For each line below that contains the string "Asia", copy that line.

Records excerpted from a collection
-*-
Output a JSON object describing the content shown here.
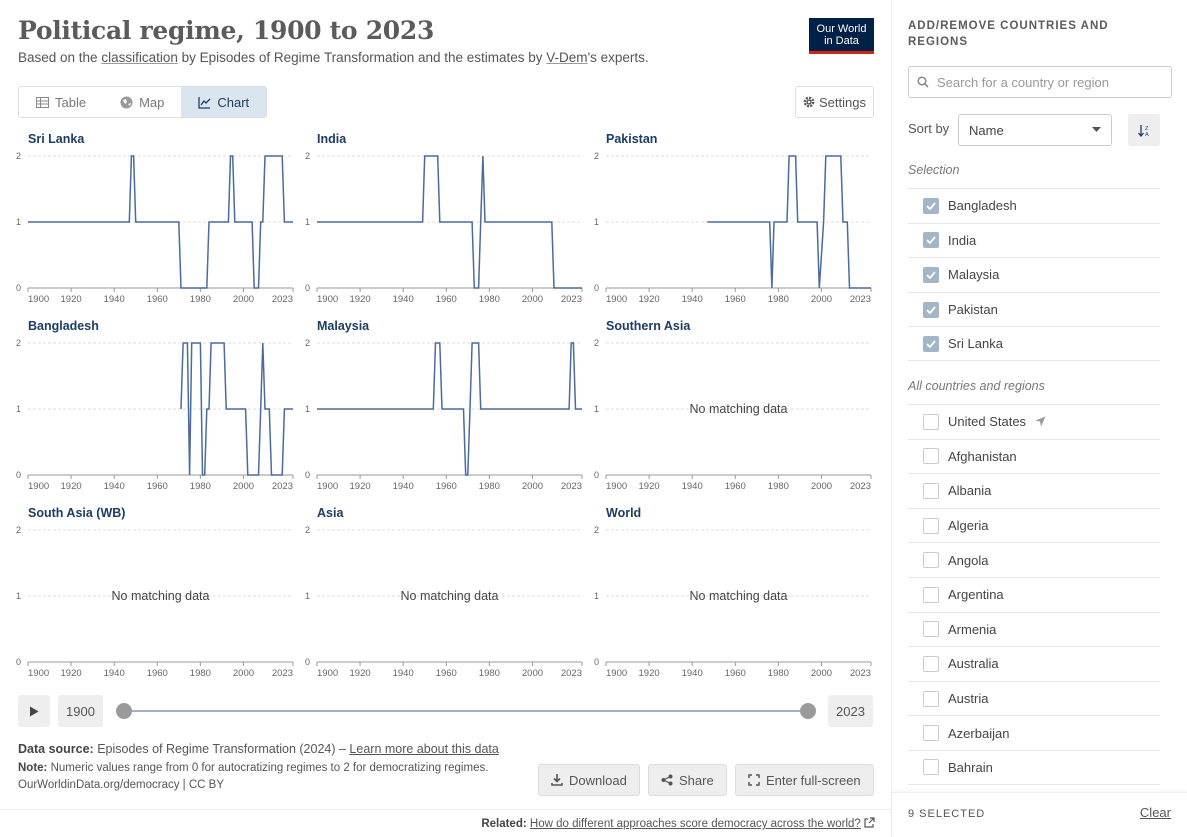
{
  "header": {
    "title": "Political regime, 1900 to 2023",
    "subtitle_pre": "Based on the ",
    "subtitle_link1": "classification",
    "subtitle_mid": " by Episodes of Regime Transformation and the estimates by ",
    "subtitle_link2": "V-Dem",
    "subtitle_post": "'s experts.",
    "logo_line1": "Our World",
    "logo_line2": "in Data"
  },
  "tabs": [
    "Table",
    "Map",
    "Chart"
  ],
  "active_tab": "Chart",
  "settings_label": "Settings",
  "timeline": {
    "start": "1900",
    "end": "2023"
  },
  "footer": {
    "source_label": "Data source:",
    "source_text": " Episodes of Regime Transformation (2024) – ",
    "source_link": "Learn more about this data",
    "note_label": "Note:",
    "note_text": " Numeric values range from 0 for autocratizing regimes to 2 for democratizing regimes.",
    "url": "OurWorldinData.org/democracy | CC BY",
    "download": "Download",
    "share": "Share",
    "fullscreen": "Enter full-screen",
    "related_label": "Related:",
    "related_link": "How do different approaches score democracy across the world?"
  },
  "sidebar": {
    "heading": "ADD/REMOVE COUNTRIES AND REGIONS",
    "search_placeholder": "Search for a country or region",
    "sort_label": "Sort by",
    "sort_value": "Name",
    "selection_label": "Selection",
    "selected": [
      "Bangladesh",
      "India",
      "Malaysia",
      "Pakistan",
      "Sri Lanka"
    ],
    "all_label": "All countries and regions",
    "all": [
      "United States",
      "Afghanistan",
      "Albania",
      "Algeria",
      "Angola",
      "Argentina",
      "Armenia",
      "Australia",
      "Austria",
      "Azerbaijan",
      "Bahrain"
    ],
    "selected_count": "9 SELECTED",
    "clear": "Clear"
  },
  "colors": {
    "line": "#4c6a9c",
    "title": "#1d3d63"
  },
  "chart_data": [
    {
      "type": "line",
      "title": "Sri Lanka",
      "ylim": [
        0,
        2
      ],
      "xticks": [
        "1900",
        "1920",
        "1940",
        "1960",
        "1980",
        "2000",
        "2023"
      ],
      "points": [
        [
          1900,
          1
        ],
        [
          1947,
          1
        ],
        [
          1948,
          2
        ],
        [
          1949,
          2
        ],
        [
          1950,
          1
        ],
        [
          1970,
          1
        ],
        [
          1971,
          0
        ],
        [
          1983,
          0
        ],
        [
          1984,
          1
        ],
        [
          1993,
          1
        ],
        [
          1994,
          2
        ],
        [
          1995,
          2
        ],
        [
          1996,
          1
        ],
        [
          2004,
          1
        ],
        [
          2005,
          0
        ],
        [
          2007,
          0
        ],
        [
          2008,
          1
        ],
        [
          2009,
          1
        ],
        [
          2010,
          2
        ],
        [
          2018,
          2
        ],
        [
          2019,
          1
        ],
        [
          2023,
          1
        ]
      ]
    },
    {
      "type": "line",
      "title": "India",
      "ylim": [
        0,
        2
      ],
      "xticks": [
        "1900",
        "1920",
        "1940",
        "1960",
        "1980",
        "2000",
        "2023"
      ],
      "points": [
        [
          1900,
          1
        ],
        [
          1949,
          1
        ],
        [
          1950,
          2
        ],
        [
          1956,
          2
        ],
        [
          1957,
          1
        ],
        [
          1972,
          1
        ],
        [
          1973,
          0
        ],
        [
          1975,
          0
        ],
        [
          1976,
          1
        ],
        [
          1977,
          2
        ],
        [
          1978,
          1
        ],
        [
          2009,
          1
        ],
        [
          2010,
          0
        ],
        [
          2023,
          0
        ]
      ]
    },
    {
      "type": "line",
      "title": "Pakistan",
      "ylim": [
        0,
        2
      ],
      "xticks": [
        "1900",
        "1920",
        "1940",
        "1960",
        "1980",
        "2000",
        "2023"
      ],
      "points": [
        [
          1947,
          1
        ],
        [
          1976,
          1
        ],
        [
          1977,
          0
        ],
        [
          1978,
          1
        ],
        [
          1984,
          1
        ],
        [
          1985,
          2
        ],
        [
          1988,
          2
        ],
        [
          1989,
          1
        ],
        [
          1998,
          1
        ],
        [
          1999,
          0
        ],
        [
          2001,
          1
        ],
        [
          2002,
          2
        ],
        [
          2009,
          2
        ],
        [
          2010,
          1
        ],
        [
          2012,
          1
        ],
        [
          2013,
          0
        ],
        [
          2023,
          0
        ]
      ]
    },
    {
      "type": "line",
      "title": "Bangladesh",
      "ylim": [
        0,
        2
      ],
      "xticks": [
        "1900",
        "1920",
        "1940",
        "1960",
        "1980",
        "2000",
        "2023"
      ],
      "points": [
        [
          1971,
          1
        ],
        [
          1972,
          2
        ],
        [
          1974,
          2
        ],
        [
          1975,
          0
        ],
        [
          1976,
          2
        ],
        [
          1980,
          2
        ],
        [
          1981,
          0
        ],
        [
          1982,
          0
        ],
        [
          1983,
          1
        ],
        [
          1984,
          1
        ],
        [
          1985,
          2
        ],
        [
          1991,
          2
        ],
        [
          1992,
          1
        ],
        [
          2001,
          1
        ],
        [
          2002,
          0
        ],
        [
          2007,
          0
        ],
        [
          2008,
          1
        ],
        [
          2009,
          2
        ],
        [
          2010,
          1
        ],
        [
          2012,
          1
        ],
        [
          2013,
          0
        ],
        [
          2018,
          0
        ],
        [
          2019,
          1
        ],
        [
          2023,
          1
        ]
      ]
    },
    {
      "type": "line",
      "title": "Malaysia",
      "ylim": [
        0,
        2
      ],
      "xticks": [
        "1900",
        "1920",
        "1940",
        "1960",
        "1980",
        "2000",
        "2023"
      ],
      "points": [
        [
          1900,
          1
        ],
        [
          1954,
          1
        ],
        [
          1955,
          2
        ],
        [
          1957,
          2
        ],
        [
          1958,
          1
        ],
        [
          1968,
          1
        ],
        [
          1969,
          0
        ],
        [
          1970,
          0
        ],
        [
          1971,
          1
        ],
        [
          1972,
          2
        ],
        [
          1975,
          2
        ],
        [
          1976,
          1
        ],
        [
          2017,
          1
        ],
        [
          2018,
          2
        ],
        [
          2019,
          2
        ],
        [
          2020,
          1
        ],
        [
          2023,
          1
        ]
      ]
    },
    {
      "type": "line",
      "title": "Southern Asia",
      "ylim": [
        0,
        2
      ],
      "xticks": [
        "1900",
        "1920",
        "1940",
        "1960",
        "1980",
        "2000",
        "2023"
      ],
      "points": [],
      "message": "No matching data"
    },
    {
      "type": "line",
      "title": "South Asia (WB)",
      "ylim": [
        0,
        2
      ],
      "xticks": [
        "1900",
        "1920",
        "1940",
        "1960",
        "1980",
        "2000",
        "2023"
      ],
      "points": [],
      "message": "No matching data"
    },
    {
      "type": "line",
      "title": "Asia",
      "ylim": [
        0,
        2
      ],
      "xticks": [
        "1900",
        "1920",
        "1940",
        "1960",
        "1980",
        "2000",
        "2023"
      ],
      "points": [],
      "message": "No matching data"
    },
    {
      "type": "line",
      "title": "World",
      "ylim": [
        0,
        2
      ],
      "xticks": [
        "1900",
        "1920",
        "1940",
        "1960",
        "1980",
        "2000",
        "2023"
      ],
      "points": [],
      "message": "No matching data"
    }
  ]
}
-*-
TASK OUTPUT
      "title": "Southern Asia",
      "title": "South Asia (WB)",
      "title": "Asia",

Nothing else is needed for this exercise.